## MATERIAL FOR THIS TASK:
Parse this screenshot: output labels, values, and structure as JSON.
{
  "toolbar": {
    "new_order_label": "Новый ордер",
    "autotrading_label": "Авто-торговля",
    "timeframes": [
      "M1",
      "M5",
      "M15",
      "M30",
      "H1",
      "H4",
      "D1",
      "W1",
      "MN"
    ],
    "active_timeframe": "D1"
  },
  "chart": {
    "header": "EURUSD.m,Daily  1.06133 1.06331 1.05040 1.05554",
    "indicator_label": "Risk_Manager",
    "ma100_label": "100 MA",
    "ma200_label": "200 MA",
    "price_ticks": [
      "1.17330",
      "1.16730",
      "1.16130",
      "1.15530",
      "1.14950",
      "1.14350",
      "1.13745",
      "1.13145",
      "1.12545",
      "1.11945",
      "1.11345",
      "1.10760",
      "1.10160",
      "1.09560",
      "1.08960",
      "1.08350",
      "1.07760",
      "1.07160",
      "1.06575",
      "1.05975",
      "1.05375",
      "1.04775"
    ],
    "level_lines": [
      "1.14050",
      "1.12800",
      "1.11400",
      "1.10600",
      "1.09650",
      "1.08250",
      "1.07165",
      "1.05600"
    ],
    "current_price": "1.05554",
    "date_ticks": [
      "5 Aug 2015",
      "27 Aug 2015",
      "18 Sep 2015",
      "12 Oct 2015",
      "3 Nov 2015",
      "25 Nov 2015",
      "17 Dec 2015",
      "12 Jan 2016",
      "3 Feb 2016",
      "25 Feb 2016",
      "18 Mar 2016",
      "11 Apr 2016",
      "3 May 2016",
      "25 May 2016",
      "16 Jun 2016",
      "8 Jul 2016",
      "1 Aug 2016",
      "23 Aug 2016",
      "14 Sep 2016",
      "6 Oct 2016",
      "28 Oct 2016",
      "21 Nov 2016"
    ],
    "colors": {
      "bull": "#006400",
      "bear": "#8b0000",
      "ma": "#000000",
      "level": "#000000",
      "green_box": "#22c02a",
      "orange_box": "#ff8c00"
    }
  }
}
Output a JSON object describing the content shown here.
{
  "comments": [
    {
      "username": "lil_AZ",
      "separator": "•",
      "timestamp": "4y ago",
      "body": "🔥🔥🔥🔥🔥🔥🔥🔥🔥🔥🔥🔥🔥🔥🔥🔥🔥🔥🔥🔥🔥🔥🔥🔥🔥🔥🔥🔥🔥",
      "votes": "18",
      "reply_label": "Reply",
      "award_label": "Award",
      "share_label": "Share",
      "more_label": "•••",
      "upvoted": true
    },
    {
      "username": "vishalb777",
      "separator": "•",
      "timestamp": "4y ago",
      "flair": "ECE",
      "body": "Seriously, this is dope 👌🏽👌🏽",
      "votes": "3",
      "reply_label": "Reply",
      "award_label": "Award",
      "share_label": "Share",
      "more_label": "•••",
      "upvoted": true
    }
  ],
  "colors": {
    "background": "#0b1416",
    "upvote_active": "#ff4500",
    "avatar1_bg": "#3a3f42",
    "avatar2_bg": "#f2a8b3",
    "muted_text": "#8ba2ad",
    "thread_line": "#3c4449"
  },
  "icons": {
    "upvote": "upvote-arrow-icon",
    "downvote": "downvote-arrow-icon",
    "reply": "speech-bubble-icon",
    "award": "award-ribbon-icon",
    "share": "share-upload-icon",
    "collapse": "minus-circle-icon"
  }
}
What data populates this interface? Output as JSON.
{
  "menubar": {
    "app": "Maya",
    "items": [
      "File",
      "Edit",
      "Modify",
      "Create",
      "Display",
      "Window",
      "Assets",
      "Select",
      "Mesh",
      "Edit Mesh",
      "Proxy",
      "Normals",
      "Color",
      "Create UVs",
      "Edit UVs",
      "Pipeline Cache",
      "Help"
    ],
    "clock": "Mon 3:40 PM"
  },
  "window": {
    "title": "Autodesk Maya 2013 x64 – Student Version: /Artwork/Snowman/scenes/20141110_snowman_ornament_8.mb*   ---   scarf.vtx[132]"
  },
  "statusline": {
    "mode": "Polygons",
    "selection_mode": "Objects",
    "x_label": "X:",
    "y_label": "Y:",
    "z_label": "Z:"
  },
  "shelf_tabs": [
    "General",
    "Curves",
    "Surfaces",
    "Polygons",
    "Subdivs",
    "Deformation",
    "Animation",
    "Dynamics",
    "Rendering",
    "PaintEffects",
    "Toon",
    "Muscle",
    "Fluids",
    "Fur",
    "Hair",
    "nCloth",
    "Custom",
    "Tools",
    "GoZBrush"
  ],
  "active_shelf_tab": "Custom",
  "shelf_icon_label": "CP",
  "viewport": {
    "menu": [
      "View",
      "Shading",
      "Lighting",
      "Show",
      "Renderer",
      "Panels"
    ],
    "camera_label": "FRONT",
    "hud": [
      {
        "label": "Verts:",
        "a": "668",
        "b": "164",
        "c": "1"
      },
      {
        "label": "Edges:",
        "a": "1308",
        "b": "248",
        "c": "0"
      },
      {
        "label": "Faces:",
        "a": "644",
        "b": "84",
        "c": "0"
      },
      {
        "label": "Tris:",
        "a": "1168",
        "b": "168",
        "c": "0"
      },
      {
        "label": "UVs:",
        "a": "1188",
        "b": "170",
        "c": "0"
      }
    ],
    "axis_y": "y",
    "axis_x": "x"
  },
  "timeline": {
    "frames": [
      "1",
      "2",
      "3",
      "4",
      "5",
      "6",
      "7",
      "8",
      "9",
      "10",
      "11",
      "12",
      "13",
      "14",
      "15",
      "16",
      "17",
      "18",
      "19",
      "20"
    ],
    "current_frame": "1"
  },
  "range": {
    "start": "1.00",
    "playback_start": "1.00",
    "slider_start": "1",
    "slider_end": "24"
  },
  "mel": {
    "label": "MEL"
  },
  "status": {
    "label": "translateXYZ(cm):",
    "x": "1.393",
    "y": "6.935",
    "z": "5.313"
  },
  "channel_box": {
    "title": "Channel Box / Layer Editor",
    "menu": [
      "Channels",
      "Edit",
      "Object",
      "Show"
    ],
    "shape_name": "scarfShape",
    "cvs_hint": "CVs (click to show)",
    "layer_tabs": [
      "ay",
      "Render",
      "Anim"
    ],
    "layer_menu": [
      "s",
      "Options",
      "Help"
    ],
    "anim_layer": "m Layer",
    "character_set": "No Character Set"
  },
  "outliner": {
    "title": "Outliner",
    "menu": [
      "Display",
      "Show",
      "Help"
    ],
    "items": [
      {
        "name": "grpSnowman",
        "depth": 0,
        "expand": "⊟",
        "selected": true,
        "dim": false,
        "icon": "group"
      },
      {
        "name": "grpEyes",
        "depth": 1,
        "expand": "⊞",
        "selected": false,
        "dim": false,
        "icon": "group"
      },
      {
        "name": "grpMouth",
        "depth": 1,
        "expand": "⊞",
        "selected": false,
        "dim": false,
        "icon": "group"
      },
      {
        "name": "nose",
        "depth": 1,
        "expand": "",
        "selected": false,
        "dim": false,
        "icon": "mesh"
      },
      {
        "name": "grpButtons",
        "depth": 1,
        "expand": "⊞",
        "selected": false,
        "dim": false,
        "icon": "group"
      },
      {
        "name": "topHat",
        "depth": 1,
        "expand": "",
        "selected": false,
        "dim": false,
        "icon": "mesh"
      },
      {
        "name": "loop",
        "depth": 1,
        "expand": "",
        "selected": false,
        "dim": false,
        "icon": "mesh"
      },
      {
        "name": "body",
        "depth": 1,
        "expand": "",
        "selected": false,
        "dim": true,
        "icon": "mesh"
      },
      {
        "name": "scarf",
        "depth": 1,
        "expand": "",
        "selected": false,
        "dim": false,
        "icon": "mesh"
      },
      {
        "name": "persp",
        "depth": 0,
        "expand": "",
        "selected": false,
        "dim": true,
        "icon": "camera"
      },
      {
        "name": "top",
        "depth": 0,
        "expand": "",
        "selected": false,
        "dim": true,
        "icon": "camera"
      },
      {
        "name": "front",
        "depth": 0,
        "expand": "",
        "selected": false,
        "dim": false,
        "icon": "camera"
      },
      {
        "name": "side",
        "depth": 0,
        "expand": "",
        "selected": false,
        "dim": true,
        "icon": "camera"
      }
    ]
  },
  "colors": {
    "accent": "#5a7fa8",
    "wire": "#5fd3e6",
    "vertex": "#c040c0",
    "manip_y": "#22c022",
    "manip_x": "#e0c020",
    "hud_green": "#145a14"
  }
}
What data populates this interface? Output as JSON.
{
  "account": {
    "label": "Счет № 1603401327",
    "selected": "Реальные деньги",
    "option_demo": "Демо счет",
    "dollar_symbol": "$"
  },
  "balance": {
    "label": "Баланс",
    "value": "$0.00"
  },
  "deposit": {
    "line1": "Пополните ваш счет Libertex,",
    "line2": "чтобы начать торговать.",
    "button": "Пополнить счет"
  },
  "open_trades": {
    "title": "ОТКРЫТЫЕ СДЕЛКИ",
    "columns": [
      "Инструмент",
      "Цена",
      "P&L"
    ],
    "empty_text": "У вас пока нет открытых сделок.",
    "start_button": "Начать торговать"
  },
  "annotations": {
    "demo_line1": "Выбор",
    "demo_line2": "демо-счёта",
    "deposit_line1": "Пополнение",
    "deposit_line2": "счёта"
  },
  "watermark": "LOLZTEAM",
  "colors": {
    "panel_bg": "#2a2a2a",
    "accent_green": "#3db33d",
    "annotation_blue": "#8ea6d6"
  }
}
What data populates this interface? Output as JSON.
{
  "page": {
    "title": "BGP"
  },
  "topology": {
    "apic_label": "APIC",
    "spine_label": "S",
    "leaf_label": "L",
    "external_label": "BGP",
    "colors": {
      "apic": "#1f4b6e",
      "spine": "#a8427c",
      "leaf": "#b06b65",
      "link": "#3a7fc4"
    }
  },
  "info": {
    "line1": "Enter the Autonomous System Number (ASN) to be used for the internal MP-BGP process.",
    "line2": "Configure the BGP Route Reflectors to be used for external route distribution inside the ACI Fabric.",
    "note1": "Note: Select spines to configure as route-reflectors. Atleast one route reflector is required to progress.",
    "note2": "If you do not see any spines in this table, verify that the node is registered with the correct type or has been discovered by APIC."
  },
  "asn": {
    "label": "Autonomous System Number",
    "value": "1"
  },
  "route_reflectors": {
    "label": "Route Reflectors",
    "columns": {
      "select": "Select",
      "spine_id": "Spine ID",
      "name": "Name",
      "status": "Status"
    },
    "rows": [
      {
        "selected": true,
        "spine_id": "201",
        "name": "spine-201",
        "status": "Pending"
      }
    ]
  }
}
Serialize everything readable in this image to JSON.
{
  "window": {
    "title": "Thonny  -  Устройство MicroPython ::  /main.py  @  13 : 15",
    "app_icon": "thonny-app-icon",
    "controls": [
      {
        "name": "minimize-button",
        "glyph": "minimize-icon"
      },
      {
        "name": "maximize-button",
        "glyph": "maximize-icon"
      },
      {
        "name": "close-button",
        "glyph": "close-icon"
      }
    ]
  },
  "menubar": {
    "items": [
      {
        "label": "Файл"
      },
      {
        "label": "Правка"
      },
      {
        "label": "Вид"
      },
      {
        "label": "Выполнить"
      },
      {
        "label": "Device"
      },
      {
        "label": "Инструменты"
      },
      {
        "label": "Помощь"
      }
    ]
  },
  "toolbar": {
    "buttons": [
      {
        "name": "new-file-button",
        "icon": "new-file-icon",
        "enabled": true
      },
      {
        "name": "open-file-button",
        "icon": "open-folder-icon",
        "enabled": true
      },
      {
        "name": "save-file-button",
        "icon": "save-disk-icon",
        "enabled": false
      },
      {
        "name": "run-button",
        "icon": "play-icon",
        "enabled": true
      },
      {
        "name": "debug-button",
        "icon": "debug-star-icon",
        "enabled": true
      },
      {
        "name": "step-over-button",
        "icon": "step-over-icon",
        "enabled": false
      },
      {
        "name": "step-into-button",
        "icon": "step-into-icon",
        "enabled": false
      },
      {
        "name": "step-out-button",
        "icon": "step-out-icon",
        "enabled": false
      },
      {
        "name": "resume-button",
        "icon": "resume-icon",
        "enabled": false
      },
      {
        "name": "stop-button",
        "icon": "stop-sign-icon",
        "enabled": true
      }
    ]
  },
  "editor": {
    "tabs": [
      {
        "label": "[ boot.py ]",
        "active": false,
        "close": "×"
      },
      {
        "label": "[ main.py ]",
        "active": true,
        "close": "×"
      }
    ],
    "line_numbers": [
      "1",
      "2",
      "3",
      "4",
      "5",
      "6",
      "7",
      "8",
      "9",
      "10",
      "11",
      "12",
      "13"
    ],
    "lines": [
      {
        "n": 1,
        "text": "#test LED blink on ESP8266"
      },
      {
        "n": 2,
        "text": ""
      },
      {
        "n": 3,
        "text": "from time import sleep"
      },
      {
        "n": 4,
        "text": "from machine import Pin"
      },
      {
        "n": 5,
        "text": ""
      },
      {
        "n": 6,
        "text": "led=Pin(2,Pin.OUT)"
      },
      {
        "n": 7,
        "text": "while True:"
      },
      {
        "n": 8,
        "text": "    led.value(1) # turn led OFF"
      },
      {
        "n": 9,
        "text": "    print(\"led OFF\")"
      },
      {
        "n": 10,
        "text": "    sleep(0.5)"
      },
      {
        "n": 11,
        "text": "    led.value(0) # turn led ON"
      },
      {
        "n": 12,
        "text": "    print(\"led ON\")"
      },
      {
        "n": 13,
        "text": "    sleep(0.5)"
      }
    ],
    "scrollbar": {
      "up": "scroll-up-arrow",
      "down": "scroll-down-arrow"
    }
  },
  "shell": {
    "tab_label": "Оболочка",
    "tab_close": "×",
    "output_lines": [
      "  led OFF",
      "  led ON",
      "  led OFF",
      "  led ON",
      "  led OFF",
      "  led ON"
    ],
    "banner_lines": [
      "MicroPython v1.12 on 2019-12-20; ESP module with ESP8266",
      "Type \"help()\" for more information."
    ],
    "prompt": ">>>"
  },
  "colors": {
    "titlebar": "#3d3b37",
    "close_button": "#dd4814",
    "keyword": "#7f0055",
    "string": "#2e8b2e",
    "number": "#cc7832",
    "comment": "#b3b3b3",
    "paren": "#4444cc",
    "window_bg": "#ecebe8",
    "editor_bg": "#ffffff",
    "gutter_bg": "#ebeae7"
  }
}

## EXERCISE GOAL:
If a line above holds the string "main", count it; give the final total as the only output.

## ANSWER:
2